Terrorist bombs in Thailand kill four wound over a hundred at department store in tourist area
September 17, 2006
Burnt vehicles and debris after the bombings in Hat Yai.
Jack Barton, Hat Yai, Thailand
THAI police are picking through wreckage for clues after five bombs killed four people and wounded dozens, including at least one Australian.
The simultaneous blasts ripped through Saturday night crowds in bars and cafes in Hat Yai, the main tourist hub in the southern region, which has been gripped by a Muslim insurgency that has killed more than 1400 people.
A Canadian and a Chinese tourist were among the dead. Police said 62 people, including 11 foreigners, were hurt.
At dawn yesterday, crowds of shocked onlookers gathered amid the wreckage. Walls were studded with shrapnel at the sites, which were covered with debris and pools of blood.
An Australian visitor still wearing his hospital gown stood staring at the wreckage of where he was drinking the night before.
"I feel really lucky today," said the distraught man, who did not give his name. Doctors had removed shrapnel from a shoulder and his girlfriend received multiple fractures to a leg.
"There are four people dead and another 62 people wounded in five bomb blasts last night," Songkhla province police chief Paitoon Pattanasophon said.
At least one bomb was planted inside a motorcycle and detonated with a mobile phone, local press quoted police as saying.
Thai television showed bloodied victims lying in restaurants or being led to safety as vehicles burned in streets strewn with shattered glass and overturned tables and chairs.
One body was shown covered with a white sheet next to an overturned motorcycle as firemen tried to douse several blazing vehicles nearby.
Soon after the blasts, almost 1000 foreign and Thai tourists were evacuated from hotels along Hat Yai's main road, the Nation newspaper reported.
The blasts happened on the day the army held a meeting with about 1000 villagers in a bid to end the daily bombings and shootings that have marked the insurgency in three Muslim-majority southern provinces.
They coincided with the anniversary of the formation of one of the region's key militant groups.

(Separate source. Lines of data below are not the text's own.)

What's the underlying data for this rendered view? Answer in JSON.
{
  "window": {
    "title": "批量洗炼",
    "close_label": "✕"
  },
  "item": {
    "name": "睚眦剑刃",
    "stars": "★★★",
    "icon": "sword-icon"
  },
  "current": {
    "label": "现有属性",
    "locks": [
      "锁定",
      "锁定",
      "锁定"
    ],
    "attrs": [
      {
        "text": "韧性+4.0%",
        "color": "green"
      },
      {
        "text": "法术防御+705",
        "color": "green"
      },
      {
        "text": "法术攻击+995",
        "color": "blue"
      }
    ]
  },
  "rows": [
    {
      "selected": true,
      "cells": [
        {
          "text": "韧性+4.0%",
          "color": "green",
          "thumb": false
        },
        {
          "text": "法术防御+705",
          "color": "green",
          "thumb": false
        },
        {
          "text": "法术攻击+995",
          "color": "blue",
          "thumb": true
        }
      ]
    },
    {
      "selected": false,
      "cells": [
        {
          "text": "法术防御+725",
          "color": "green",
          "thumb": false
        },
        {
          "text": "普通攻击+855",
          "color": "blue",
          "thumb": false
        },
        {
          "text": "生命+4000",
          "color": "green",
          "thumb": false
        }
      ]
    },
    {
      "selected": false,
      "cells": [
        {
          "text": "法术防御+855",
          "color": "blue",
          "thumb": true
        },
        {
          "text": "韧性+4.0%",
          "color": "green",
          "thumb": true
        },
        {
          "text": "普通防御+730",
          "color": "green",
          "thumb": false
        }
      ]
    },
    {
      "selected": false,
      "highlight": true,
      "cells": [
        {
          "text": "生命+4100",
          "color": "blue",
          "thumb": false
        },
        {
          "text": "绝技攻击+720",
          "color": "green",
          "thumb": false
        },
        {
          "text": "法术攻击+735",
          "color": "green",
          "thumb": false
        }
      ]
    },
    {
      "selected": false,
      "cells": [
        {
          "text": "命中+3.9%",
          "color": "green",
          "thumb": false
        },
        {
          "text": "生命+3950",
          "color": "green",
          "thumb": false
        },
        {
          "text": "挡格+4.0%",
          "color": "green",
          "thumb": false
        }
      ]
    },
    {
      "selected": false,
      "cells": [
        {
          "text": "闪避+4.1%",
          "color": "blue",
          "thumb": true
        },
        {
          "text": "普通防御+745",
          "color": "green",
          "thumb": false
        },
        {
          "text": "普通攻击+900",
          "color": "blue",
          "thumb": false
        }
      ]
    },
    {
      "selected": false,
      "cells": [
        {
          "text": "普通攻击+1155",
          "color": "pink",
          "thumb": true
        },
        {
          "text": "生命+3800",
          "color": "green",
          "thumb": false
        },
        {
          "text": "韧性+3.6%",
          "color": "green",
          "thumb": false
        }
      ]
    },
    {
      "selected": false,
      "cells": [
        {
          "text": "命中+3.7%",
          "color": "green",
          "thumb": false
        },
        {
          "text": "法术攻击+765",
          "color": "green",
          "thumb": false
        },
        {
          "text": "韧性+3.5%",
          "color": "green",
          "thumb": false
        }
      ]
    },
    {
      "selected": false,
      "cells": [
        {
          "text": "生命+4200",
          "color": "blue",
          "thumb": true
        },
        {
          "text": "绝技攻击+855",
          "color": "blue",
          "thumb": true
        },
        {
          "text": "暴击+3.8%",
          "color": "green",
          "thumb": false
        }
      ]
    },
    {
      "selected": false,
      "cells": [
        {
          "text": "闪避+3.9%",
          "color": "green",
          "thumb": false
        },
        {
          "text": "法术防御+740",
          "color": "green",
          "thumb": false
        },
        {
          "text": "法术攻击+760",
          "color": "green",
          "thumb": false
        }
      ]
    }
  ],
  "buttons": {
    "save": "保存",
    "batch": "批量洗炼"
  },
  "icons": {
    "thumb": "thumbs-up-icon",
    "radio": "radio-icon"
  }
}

Parts of Songkhla province are under martial law as the Government struggles to contain the insurgency. Hat Yai airport was bombed in April last year.
Songkhla governor Somporn Chaibangyang said the attacks would damage tourism. "Authorities have to work completely to prevent any violence from happening," he said.